__Prompt__: Could you copy every entry exactly, with nothing changed?

__Supplied entries__:
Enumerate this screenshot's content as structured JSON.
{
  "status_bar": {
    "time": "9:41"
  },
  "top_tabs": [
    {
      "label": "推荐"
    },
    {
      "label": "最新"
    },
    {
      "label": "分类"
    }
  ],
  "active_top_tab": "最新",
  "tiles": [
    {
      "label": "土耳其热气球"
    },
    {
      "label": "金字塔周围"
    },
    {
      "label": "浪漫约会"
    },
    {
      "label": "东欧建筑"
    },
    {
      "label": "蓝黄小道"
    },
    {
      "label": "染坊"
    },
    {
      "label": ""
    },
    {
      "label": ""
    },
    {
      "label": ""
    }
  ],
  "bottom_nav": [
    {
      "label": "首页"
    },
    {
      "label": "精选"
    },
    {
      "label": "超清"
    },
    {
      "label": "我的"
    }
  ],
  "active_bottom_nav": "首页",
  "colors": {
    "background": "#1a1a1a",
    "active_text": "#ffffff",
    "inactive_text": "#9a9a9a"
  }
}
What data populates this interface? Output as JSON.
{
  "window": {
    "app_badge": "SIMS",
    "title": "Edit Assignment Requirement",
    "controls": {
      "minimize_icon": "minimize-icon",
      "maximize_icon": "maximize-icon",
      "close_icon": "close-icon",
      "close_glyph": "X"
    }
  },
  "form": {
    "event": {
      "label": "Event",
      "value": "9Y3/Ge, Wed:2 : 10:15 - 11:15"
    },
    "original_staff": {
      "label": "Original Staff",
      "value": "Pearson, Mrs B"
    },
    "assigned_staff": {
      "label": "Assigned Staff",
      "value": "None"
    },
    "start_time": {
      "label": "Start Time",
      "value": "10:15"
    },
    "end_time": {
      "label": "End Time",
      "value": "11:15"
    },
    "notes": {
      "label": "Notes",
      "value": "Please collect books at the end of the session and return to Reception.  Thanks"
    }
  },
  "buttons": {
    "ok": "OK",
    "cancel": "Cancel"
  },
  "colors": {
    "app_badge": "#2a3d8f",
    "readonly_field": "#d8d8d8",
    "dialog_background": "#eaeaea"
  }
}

__Exercise output__:
Enumerate this screenshot's content as structured JSON.
{
  "status_bar": {
    "time": "9:41"
  },
  "top_tabs": [
    {
      "label": "推荐"
    },
    {
      "label": "最新"
    },
    {
      "label": "分类"
    }
  ],
  "active_top_tab": "最新",
  "tiles": [
    {
      "label": "土耳其热气球"
    },
    {
      "label": "金字塔周围"
    },
    {
      "label": "浪漫约会"
    },
    {
      "label": "东欧建筑"
    },
    {
      "label": "蓝黄小道"
    },
    {
      "label": "染坊"
    },
    {
      "label": ""
    },
    {
      "label": ""
    },
    {
      "label": ""
    }
  ],
  "bottom_nav": [
    {
      "label": "首页"
    },
    {
      "label": "精选"
    },
    {
      "label": "超清"
    },
    {
      "label": "我的"
    }
  ],
  "active_bottom_nav": "首页",
  "colors": {
    "background": "#1a1a1a",
    "active_text": "#ffffff",
    "inactive_text": "#9a9a9a"
  }
}
What data populates this interface? Output as JSON.
{
  "window": {
    "app_badge": "SIMS",
    "title": "Edit Assignment Requirement",
    "controls": {
      "minimize_icon": "minimize-icon",
      "maximize_icon": "maximize-icon",
      "close_icon": "close-icon",
      "close_glyph": "X"
    }
  },
  "form": {
    "event": {
      "label": "Event",
      "value": "9Y3/Ge, Wed:2 : 10:15 - 11:15"
    },
    "original_staff": {
      "label": "Original Staff",
      "value": "Pearson, Mrs B"
    },
    "assigned_staff": {
      "label": "Assigned Staff",
      "value": "None"
    },
    "start_time": {
      "label": "Start Time",
      "value": "10:15"
    },
    "end_time": {
      "label": "End Time",
      "value": "11:15"
    },
    "notes": {
      "label": "Notes",
      "value": "Please collect books at the end of the session and return to Reception.  Thanks"
    }
  },
  "buttons": {
    "ok": "OK",
    "cancel": "Cancel"
  },
  "colors": {
    "app_badge": "#2a3d8f",
    "readonly_field": "#d8d8d8",
    "dialog_background": "#eaeaea"
  }
}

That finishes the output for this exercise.